I remember vividly just what it was like when I finally figured out that the Bible was not authored word for word by God's hand. It was my first year of seminary. I also remember thinking, "Oh crap, is the Bible even meaningful at all then anymore?" After a few deep breaths I gathered my frantic thoughts and moved forward.
Yes, the Bible is meaningful to me even though it wasn't dictated audibly by God to faithful trance-induced ancient writers. I can still look to the Bible on matters of faith and practice knowing that it was written by a haggle of misfits, outcasts, kings and wonderers over the span of hundreds of years. I haven't thrown out the Bible.
Over the course of my upbringing I was given lots of little peices of theological dogma and truths. With these peices I formed theological bricks and began to build my wall which represents my theology.

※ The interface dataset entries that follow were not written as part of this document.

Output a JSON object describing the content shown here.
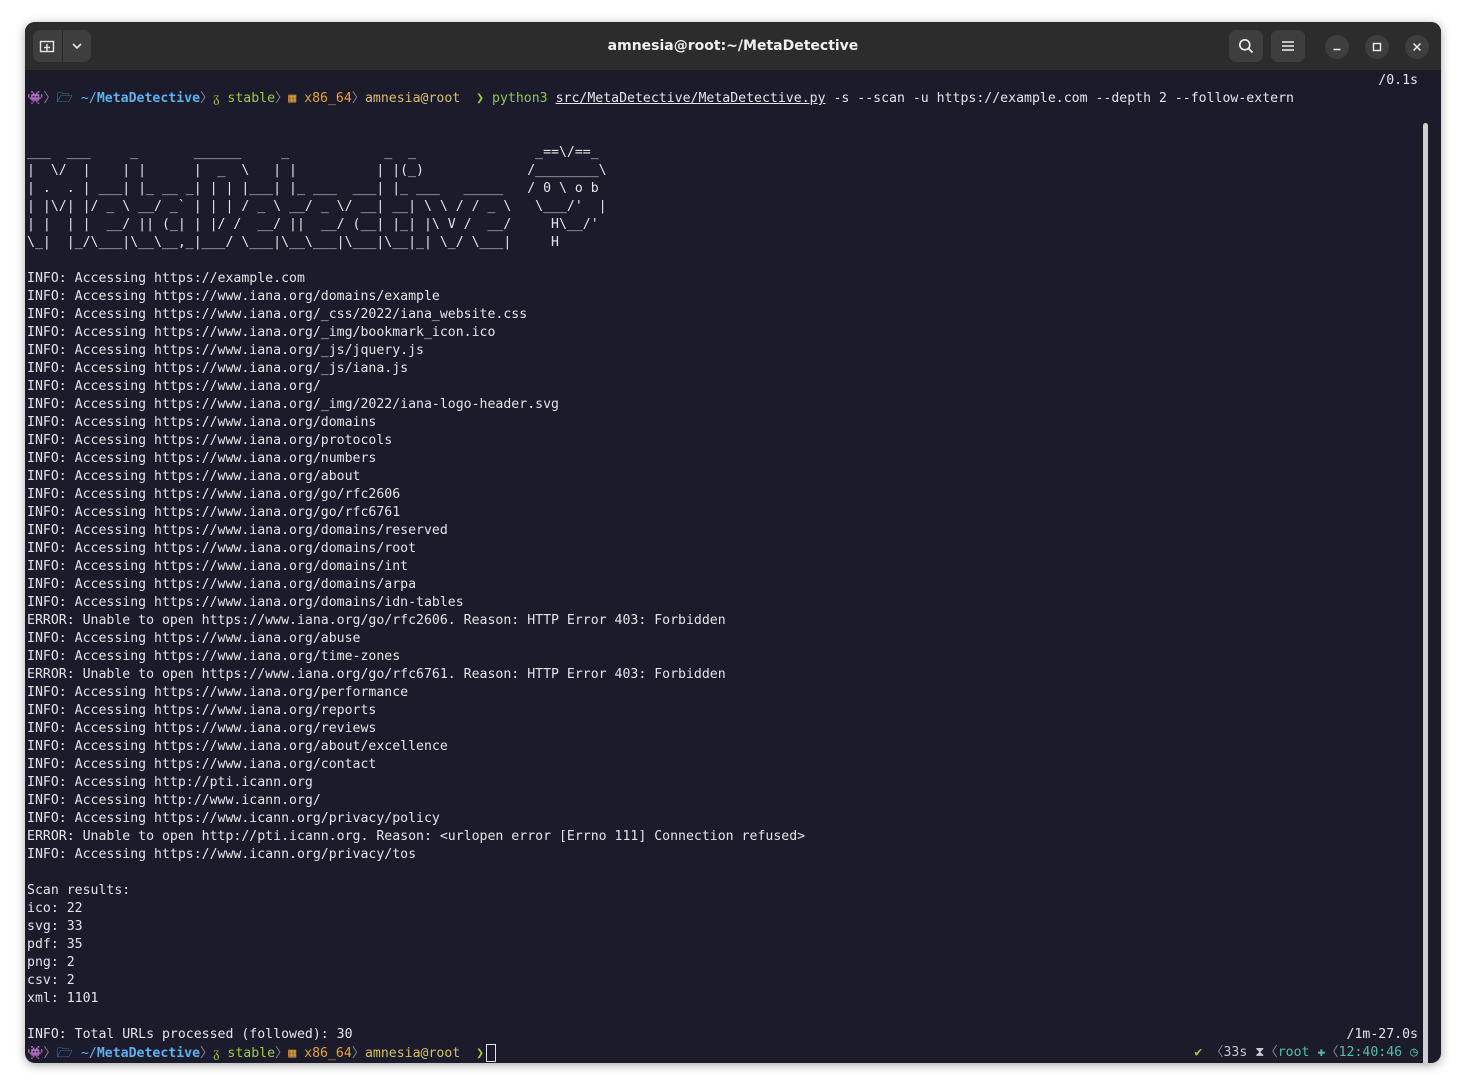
{
  "window": {
    "title": "amnesia@root:~/MetaDetective"
  },
  "icons": {
    "new_tab": "new-tab-icon",
    "dropdown": "chevron-down-icon",
    "search": "search-icon",
    "menu": "hamburger-menu-icon",
    "minimize": "minimize-icon",
    "maximize": "maximize-icon",
    "close": "close-icon"
  },
  "prompt": {
    "os_icon": "👾",
    "sep": "〉",
    "dir_icon": "🗁",
    "dir_prefix": "~/",
    "dir_name": "MetaDetective",
    "git_icon": "ᵹ",
    "branch": "stable",
    "arch_icon": "▦",
    "arch": "x86_64",
    "user": "amnesia@root",
    "arrow": "❯"
  },
  "first_command": {
    "timing": "/0.1s",
    "program": "python3",
    "script": "src/MetaDetective/MetaDetective.py",
    "args": " -s --scan -u https://example.com --depth 2 --follow-extern"
  },
  "banner": [
    "___  ___     _       ______     _            _  _               _==\\/==_",
    "|  \\/  |    | |      |  _  \\   | |          | |(_)             /________\\",
    "| .  . | ___| |_ __ _| | | |___| |_ ___  ___| |_ ___   _____   / 0 \\ o b",
    "| |\\/| |/ _ \\ __/ _` | | | / _ \\ __/ _ \\/ __| __| \\ \\ / / _ \\   \\___/'  |",
    "| |  | |  __/ || (_| | |/ /  __/ ||  __/ (__| |_| |\\ V /  __/     H\\__/'",
    "\\_|  |_/\\___|\\__\\__,_|___/ \\___|\\__\\___|\\___|\\__|_| \\_/ \\___|     H"
  ],
  "log": [
    "INFO: Accessing https://example.com",
    "INFO: Accessing https://www.iana.org/domains/example",
    "INFO: Accessing https://www.iana.org/_css/2022/iana_website.css",
    "INFO: Accessing https://www.iana.org/_img/bookmark_icon.ico",
    "INFO: Accessing https://www.iana.org/_js/jquery.js",
    "INFO: Accessing https://www.iana.org/_js/iana.js",
    "INFO: Accessing https://www.iana.org/",
    "INFO: Accessing https://www.iana.org/_img/2022/iana-logo-header.svg",
    "INFO: Accessing https://www.iana.org/domains",
    "INFO: Accessing https://www.iana.org/protocols",
    "INFO: Accessing https://www.iana.org/numbers",
    "INFO: Accessing https://www.iana.org/about",
    "INFO: Accessing https://www.iana.org/go/rfc2606",
    "INFO: Accessing https://www.iana.org/go/rfc6761",
    "INFO: Accessing https://www.iana.org/domains/reserved",
    "INFO: Accessing https://www.iana.org/domains/root",
    "INFO: Accessing https://www.iana.org/domains/int",
    "INFO: Accessing https://www.iana.org/domains/arpa",
    "INFO: Accessing https://www.iana.org/domains/idn-tables",
    "ERROR: Unable to open https://www.iana.org/go/rfc2606. Reason: HTTP Error 403: Forbidden",
    "INFO: Accessing https://www.iana.org/abuse",
    "INFO: Accessing https://www.iana.org/time-zones",
    "ERROR: Unable to open https://www.iana.org/go/rfc6761. Reason: HTTP Error 403: Forbidden",
    "INFO: Accessing https://www.iana.org/performance",
    "INFO: Accessing https://www.iana.org/reports",
    "INFO: Accessing https://www.iana.org/reviews",
    "INFO: Accessing https://www.iana.org/about/excellence",
    "INFO: Accessing https://www.iana.org/contact",
    "INFO: Accessing http://pti.icann.org",
    "INFO: Accessing http://www.icann.org/",
    "INFO: Accessing https://www.icann.org/privacy/policy",
    "ERROR: Unable to open http://pti.icann.org. Reason: <urlopen error [Errno 111] Connection refused>",
    "INFO: Accessing https://www.icann.org/privacy/tos"
  ],
  "scan_results": {
    "header": "Scan results:",
    "lines": [
      "ico: 22",
      "svg: 33",
      "pdf: 35",
      "png: 2",
      "csv: 2",
      "xml: 1101"
    ]
  },
  "summary": {
    "text": "INFO: Total URLs processed (followed): 30",
    "timing": "/1m-27.0s"
  },
  "right_prompt": {
    "check": "✔",
    "sep": "〈",
    "duration": "33s",
    "hourglass": "⧗",
    "user": "root",
    "user_icon": "✚",
    "time": "12:40:46",
    "clock_icon": "◷"
  },
  "colors": {
    "terminal_bg": "#1c1b2b",
    "titlebar_bg": "#2c2c2c",
    "prompt_dir": "#58b2f2",
    "prompt_branch": "#9ccc44",
    "prompt_arch": "#e7a23a",
    "prompt_user": "#d6c06a",
    "right_prompt": "#4fc1a3"
  }
}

Rob Bell has been known to talk about this brick wall. He says that many of us are afraid that if we remove a brick from the wall the entire thing will colapse. And that's a scary feeling for most people to entertain, because our theology partially forms our world view, our life paradigm.
So, when I removed the brick that read, "Bible: authored by God," I was afraid everything would come crashing down.
But it didn't...
Unfortunately, the notion of a wall can carry with it the idea of keeping people or other ideas out. Theological stone-walling can lead to close-mindedness and judgmentalism, so this image doesn't quite do it for me.
Rather, I would like to pose the picture of a theological game of Jenga. If, in this game I remove the same piece that advocates divine authorship, I can dust it off, smooth an edge or two and re-place it on the top. Now, granted this takes some gentleness and a smooth hand, but I think it is the healthier way to operate.
I met many other people in college who for the first time took an academic course on the New Testament and came out as atheists. Their entire faith had been dashed in a 3 month class taught by just one person. I can only imagine that one or two pieces of their theological Jenga tower had been violently jerked out causing the rest to tumble. And this was sad for me to watch, especially as a college pastor in later years.
My hope for this post is that when our paradigms are challenged we won't throw out the divine baby with the theological bath water. There are many Jenga bricks from my childhood that still need to be taken out, examined, polished and put somewhere else. My sister is helping me with this process right now. I can confess that some of my peices have been discarded completely because they just didn't fit. And that's fine. It is a healthy process that we call growing in faith and understanding.
Maybe you have experienced your own Jenga tower topple. No doubt it was a painful process. Maybe yours is swaying and feels unsturdy. I wish I had a remedy to fix such a problem, but I don't. All I can say is I know it's a difficult process that brings you to a place of uncertainty, and nobody likes that feeling. I can only offer my story as hope or perhaps inspiration.
If you are swaying I'm happy to talk with you or suggest some books that helped me. Grace and peace to you.